TALKING IT OVER
HILLARY RODHAM CLINTON
Not long ago, I had the opportunity to catch up with an old friend from
Chicago. In the course of the conversation, he told me about his daughter,
Lauren. Although Lauren was a happy, healthy baby at birth, she began to have
seizures at the age of 7 months. Seventeen years later, the seizures continue,
the cause has never been identified, and Lauren's development has been
irrevocably delayed. She will never live independently and will require
lifelong supervision and support. As her father spoke, I could see and hear the
devastating impact Lauren's epilepsy has had, not only on her own life but also
on her entire family.
When I heard Lauren's story, I was determined to learn more about this
condition and bolster this administration's efforts to improve treatment and
find a cure.
Nearly 200,000 Americans are diagnosed with epilepsy each year. Current
treatments control symptoms in most of their cases. Yet the word epilepsy still
provokes profound fear and misunderstanding.
Epilepsy is a chronic brain disorder characterized by spontaneous,
recurrent seizures that range from brief lapses in attention to prolonged
losses of consciousness with convulsions. It affects more than 2 million
Americans -- one out of every 100. Of these, 300,000 are children. Head
injuries, brain tumors, stroke, lead poisoning, genetic conditions and
infectious illnesses can cause epilepsy. But in more than half of all cases --
like Lauren's -- no explanation is ever found.
According to a new report, "Epilepsy: A Report to the Nation,"
sponsored by the Epilepsy Foundation of America, anti-seizure drugs and other
forms of treatment can control or eliminate seizures in 75 percent of those
These people live nearly normal lives -- lives that can be both
personally and professionally fulfilling. But even they never escape the
uncertainty or the potential social stigma that comes out of ignorance -- a
stigma that can crush the spirit as surely as the disorder debilitates the body
and the brain.
Tragically, though, for the nearly 600,000 like Lauren, the disorder is
intractable. Drugs, diet, surgery and other treatments just don't bring their
seizures under control.
One of the most heartbreaking aspects of epilepsy is the toll it takes
on children. Seizures in early childhood often produce developmental delays and
brain damage that can lead to a lifetime of dependence and extraordinary costs.
Children with epilepsy are at special risk for learning problems.
They fall behind in reading, language development and general knowledge.
Children who have frequent seizures can't even go to school. Perhaps worst of
all, they live in constant fear of their next seizure.
If these children are ever to live the normal, healthy and happy lives
they deserve, we must dedicate ourselves to finding a cure now.
I'm pleased that the President's budget for this year includes a 14
percent expansion for the National Institutes of Health, the largest funding
increase ever. Of this, an unprecedented $76 million is for epilepsy research
alone.

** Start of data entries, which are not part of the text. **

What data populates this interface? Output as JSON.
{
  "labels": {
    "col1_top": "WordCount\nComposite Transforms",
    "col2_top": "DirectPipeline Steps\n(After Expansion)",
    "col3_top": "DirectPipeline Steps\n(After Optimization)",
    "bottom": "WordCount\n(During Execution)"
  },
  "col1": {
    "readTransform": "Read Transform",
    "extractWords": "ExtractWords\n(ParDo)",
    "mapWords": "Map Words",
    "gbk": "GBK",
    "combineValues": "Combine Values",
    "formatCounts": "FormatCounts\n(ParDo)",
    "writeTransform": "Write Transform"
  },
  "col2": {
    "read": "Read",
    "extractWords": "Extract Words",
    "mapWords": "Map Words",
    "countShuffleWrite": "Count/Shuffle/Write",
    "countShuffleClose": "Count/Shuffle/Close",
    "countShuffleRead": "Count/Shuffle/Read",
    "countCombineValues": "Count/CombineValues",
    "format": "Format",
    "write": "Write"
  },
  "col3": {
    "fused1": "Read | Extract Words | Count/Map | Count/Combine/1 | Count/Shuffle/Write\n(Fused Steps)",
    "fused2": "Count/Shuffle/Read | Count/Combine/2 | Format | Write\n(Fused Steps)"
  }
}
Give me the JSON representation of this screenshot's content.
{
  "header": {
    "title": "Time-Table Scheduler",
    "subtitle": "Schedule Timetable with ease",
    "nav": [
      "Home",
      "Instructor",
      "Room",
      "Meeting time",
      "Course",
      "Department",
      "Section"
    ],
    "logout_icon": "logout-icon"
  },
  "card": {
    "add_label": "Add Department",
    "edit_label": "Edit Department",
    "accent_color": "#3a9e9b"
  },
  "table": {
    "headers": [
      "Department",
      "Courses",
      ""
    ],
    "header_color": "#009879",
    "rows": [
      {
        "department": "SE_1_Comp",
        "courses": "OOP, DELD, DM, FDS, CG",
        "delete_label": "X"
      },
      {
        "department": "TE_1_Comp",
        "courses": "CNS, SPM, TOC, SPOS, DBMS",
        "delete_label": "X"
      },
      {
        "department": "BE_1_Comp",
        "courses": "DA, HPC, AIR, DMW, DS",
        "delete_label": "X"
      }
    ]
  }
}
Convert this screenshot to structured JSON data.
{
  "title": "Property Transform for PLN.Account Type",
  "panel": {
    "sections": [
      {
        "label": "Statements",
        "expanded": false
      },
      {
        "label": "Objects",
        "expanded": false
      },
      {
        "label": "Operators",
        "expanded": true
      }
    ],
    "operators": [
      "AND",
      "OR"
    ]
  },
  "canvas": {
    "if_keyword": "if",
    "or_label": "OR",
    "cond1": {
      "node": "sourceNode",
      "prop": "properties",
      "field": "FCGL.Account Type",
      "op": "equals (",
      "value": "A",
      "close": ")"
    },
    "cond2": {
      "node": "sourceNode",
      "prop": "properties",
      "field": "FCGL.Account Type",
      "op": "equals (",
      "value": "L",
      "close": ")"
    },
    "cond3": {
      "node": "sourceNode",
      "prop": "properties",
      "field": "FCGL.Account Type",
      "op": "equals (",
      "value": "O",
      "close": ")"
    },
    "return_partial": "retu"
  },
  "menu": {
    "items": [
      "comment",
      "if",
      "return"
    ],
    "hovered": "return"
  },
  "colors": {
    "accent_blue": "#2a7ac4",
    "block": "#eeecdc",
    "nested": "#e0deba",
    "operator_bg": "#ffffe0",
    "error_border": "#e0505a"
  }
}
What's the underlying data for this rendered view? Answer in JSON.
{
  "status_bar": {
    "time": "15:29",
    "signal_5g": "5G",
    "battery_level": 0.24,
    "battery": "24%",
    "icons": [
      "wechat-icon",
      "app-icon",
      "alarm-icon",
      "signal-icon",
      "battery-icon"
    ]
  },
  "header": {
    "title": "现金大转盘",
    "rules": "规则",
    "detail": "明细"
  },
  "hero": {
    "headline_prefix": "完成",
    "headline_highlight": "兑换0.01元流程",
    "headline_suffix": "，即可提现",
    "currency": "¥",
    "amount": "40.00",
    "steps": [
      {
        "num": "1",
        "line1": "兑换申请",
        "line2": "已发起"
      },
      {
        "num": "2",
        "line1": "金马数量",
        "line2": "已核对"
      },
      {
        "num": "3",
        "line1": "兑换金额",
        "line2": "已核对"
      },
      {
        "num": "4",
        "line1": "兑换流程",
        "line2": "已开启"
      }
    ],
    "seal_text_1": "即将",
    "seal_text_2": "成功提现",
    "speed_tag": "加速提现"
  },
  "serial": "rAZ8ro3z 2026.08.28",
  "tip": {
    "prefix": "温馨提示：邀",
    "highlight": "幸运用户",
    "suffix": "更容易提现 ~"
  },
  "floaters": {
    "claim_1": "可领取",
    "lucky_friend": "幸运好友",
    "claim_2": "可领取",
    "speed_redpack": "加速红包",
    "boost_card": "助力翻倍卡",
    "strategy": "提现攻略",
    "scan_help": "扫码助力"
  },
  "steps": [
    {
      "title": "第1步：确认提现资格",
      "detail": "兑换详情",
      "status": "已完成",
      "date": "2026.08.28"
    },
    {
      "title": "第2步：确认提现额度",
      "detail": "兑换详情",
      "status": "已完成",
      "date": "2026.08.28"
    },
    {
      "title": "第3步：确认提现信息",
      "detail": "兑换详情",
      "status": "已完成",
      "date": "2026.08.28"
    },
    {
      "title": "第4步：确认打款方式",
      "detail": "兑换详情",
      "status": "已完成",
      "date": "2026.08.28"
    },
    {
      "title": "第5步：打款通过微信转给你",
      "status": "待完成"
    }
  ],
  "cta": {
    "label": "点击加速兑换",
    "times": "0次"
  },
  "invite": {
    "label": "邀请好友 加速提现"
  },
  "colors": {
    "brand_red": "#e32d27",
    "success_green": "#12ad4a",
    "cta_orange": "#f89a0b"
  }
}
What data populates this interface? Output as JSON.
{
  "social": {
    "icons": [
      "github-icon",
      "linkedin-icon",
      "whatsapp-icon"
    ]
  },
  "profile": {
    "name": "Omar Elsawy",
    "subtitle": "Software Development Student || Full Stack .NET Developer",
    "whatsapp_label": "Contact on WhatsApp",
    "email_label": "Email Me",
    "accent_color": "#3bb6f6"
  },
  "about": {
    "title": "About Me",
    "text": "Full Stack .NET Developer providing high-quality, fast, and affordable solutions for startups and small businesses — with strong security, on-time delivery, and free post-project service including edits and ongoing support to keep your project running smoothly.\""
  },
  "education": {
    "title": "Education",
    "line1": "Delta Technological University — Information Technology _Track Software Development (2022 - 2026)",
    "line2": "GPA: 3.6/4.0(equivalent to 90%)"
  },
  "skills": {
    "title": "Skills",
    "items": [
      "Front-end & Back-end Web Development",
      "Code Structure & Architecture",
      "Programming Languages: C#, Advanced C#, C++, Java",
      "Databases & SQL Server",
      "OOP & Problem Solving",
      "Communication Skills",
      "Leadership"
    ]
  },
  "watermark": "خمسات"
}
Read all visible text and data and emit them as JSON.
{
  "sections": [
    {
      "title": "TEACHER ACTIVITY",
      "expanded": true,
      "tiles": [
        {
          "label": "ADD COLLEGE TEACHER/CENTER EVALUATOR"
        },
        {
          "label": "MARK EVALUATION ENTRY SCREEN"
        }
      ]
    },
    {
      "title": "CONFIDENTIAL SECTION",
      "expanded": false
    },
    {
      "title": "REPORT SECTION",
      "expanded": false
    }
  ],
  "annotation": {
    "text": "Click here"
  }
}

But we must still do more.
This week, I'll be in Chicago for the dedication of a new epilepsy
center at Rush Presbyterian-St. Luke's Hospital and a major nationwide
fund-raiser for epilepsy research. There, I'll release the Epilepsy
Foundation's report and talk about the administration's next steps in the
effort to eliminate the disorder.
Next year, NIH researchers will convene the first-ever administration
conference on epilepsy, bringing together more than 150 experts and members of
the public focused on finding a cure. In addition, the Centers for Disease
Control and the Agency for Health Care Policy Research together will launch a
campaign to educate medical practitioners about the critical need for early and
I have heard from many families around the country who have been
touched by epilepsy. Some share the pain of lives destroyed and promising
futures extinguished. Others marvel at the seemingly miraculous -- when drugs,
surgery or diet actually bring an end to the nightmare.
But the message is the same: More research dollars are critical if we
are to devise innovative, safe and effective treatments or find a cure. No one
has said it better than the parents of 12-year-old Philip Gattone, whose
seizures ceased following a combination of successful surgery and drug therapy.
"Today, Philip plays sports, participates in school activities and
clubs, and loves learning. He has friends that care about him. He is our
"There are so many children that need help. The fight for a cure is a
daily battle, and it is real. It is a fight that must be won. Only research and
new treatments will help these special families achieve their dreams of
recovery from epilepsy."
For more information on epilepsy, visit the Epilepsy Foundation of
America at www.efa.org.
COPYRIGHT 1999 CREATORS SYNDICATE, INC.